## [Items from an interface collection]
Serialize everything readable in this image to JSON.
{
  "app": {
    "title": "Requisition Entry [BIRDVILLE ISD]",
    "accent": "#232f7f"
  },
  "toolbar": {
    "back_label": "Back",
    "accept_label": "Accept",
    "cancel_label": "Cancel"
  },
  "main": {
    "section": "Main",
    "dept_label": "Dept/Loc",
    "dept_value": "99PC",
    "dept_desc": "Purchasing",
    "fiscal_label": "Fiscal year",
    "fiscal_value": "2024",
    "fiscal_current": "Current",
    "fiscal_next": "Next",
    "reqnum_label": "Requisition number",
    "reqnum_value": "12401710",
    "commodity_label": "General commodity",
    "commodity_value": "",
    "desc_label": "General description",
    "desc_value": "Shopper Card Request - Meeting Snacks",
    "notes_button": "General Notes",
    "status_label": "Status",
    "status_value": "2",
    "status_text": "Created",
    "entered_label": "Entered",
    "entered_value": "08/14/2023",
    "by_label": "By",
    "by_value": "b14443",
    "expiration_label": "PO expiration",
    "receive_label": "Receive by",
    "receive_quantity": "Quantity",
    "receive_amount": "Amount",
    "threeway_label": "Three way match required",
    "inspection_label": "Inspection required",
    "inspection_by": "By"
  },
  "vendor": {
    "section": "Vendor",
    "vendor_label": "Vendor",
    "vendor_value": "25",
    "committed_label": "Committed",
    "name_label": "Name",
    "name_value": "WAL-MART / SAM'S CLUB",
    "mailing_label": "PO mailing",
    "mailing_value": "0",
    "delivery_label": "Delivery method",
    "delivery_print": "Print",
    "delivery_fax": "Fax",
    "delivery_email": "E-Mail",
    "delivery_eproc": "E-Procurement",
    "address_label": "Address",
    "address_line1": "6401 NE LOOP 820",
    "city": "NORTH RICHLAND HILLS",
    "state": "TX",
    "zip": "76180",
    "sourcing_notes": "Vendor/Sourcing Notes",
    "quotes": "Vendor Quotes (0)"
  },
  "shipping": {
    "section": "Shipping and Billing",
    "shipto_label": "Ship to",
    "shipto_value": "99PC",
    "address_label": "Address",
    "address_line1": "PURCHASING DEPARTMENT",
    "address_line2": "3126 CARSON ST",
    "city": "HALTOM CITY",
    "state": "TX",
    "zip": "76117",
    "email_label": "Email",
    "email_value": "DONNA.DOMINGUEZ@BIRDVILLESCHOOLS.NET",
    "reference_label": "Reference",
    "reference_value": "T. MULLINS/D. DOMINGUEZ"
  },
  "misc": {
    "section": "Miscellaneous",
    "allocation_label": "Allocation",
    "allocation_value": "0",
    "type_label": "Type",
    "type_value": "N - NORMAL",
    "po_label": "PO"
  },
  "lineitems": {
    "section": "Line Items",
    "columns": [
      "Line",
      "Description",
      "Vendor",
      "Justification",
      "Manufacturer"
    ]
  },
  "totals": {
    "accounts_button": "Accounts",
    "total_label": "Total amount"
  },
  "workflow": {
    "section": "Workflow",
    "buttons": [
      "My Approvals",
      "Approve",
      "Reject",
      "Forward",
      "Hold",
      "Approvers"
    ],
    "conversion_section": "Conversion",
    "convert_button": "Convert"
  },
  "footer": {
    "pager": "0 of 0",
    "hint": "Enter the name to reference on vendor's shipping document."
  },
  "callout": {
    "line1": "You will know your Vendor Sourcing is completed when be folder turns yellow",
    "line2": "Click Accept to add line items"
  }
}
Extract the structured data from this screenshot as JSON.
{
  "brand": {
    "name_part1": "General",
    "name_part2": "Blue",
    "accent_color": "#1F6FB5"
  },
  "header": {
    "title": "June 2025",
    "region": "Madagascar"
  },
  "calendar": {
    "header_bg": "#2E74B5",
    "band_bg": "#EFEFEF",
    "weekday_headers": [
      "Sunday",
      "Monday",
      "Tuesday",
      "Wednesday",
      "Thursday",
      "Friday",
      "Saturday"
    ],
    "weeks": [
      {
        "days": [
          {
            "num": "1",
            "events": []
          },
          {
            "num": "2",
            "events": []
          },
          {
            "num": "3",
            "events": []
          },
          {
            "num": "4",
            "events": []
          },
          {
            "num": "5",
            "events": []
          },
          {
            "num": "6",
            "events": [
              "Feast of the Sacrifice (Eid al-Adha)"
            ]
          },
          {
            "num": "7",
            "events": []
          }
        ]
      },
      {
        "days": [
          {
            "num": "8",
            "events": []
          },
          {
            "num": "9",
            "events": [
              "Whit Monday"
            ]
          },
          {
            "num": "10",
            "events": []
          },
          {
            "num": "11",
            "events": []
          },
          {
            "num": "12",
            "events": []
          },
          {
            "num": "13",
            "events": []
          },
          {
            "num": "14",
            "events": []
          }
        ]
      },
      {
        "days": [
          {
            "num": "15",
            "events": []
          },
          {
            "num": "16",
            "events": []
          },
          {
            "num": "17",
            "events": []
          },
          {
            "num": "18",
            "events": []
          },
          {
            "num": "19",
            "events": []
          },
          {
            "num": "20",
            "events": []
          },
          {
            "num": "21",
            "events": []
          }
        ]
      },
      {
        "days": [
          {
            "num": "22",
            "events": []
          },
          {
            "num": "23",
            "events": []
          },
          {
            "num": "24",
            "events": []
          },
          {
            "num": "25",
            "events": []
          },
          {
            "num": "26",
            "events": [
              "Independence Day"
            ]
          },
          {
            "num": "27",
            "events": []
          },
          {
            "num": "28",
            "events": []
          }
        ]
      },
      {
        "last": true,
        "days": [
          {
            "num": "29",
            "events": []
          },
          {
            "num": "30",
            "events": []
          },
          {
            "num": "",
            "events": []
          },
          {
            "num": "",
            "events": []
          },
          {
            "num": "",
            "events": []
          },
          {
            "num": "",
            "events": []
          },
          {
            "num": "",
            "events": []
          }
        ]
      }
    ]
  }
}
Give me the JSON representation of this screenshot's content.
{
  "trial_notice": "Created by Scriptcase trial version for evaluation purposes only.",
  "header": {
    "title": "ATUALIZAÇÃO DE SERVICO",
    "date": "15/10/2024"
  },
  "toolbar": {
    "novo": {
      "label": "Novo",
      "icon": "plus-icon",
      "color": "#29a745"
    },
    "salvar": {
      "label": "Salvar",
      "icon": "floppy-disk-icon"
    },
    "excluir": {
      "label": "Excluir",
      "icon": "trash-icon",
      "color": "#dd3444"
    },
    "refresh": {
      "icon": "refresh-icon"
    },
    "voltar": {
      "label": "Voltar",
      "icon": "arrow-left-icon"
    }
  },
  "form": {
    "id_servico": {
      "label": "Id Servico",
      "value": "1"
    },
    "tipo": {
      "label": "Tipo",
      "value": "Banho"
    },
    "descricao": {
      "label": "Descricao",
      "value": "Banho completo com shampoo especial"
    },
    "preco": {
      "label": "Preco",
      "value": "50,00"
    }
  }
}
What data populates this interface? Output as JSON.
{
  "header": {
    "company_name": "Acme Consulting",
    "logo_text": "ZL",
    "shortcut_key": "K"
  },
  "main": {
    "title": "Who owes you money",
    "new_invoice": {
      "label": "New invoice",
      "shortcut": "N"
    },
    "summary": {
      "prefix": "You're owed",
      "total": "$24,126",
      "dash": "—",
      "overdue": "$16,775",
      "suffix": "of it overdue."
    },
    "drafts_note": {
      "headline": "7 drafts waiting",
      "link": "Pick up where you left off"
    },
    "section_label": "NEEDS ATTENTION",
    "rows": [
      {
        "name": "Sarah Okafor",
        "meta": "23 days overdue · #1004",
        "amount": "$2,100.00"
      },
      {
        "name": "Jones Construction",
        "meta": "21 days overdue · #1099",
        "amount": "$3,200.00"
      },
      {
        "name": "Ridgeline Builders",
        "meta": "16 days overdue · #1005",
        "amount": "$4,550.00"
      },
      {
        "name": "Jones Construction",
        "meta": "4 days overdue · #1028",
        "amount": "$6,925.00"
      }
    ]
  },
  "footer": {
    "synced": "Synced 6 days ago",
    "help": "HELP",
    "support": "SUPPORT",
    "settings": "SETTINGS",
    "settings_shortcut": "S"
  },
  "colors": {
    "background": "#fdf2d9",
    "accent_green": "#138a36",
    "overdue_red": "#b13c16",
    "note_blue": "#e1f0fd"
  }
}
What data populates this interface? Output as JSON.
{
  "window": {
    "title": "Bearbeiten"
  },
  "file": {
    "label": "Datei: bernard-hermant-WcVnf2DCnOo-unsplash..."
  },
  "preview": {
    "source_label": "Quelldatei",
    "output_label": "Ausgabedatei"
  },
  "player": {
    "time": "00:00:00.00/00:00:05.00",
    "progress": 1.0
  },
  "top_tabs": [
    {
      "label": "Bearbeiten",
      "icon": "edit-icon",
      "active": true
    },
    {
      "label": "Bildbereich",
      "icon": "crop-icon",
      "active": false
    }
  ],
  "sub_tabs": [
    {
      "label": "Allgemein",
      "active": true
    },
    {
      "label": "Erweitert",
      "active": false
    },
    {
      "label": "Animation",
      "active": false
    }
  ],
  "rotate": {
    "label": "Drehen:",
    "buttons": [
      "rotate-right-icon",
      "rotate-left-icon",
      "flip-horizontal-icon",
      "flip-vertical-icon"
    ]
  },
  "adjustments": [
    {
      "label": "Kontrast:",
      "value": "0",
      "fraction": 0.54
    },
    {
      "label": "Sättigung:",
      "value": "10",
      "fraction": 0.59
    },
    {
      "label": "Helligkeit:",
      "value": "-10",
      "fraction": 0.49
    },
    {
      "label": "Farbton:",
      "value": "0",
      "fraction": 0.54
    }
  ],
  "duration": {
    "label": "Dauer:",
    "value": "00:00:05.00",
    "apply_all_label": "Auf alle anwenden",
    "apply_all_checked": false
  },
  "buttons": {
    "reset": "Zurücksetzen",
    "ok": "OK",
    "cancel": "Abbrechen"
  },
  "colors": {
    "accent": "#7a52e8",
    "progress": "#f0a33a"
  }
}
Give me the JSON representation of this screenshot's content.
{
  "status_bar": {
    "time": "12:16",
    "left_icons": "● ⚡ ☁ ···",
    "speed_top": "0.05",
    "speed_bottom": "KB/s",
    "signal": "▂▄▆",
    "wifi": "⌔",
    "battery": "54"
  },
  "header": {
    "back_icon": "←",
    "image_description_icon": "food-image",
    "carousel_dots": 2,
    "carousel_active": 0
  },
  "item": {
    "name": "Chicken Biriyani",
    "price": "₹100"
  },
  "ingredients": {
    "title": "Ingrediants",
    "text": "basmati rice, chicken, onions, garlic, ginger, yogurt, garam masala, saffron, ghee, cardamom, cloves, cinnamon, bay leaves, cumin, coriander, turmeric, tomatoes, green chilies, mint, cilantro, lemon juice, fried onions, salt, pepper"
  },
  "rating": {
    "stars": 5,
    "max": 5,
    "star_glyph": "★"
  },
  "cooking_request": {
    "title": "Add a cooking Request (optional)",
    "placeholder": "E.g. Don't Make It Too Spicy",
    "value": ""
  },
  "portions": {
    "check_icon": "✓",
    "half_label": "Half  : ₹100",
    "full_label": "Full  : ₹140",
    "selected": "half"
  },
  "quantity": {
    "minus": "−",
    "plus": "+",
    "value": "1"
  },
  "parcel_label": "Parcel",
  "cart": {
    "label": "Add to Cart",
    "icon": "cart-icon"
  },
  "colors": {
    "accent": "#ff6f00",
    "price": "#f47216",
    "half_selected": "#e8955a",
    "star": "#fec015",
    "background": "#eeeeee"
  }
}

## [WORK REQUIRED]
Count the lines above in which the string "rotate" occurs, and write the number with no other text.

## [YOUR SOLUTION]
3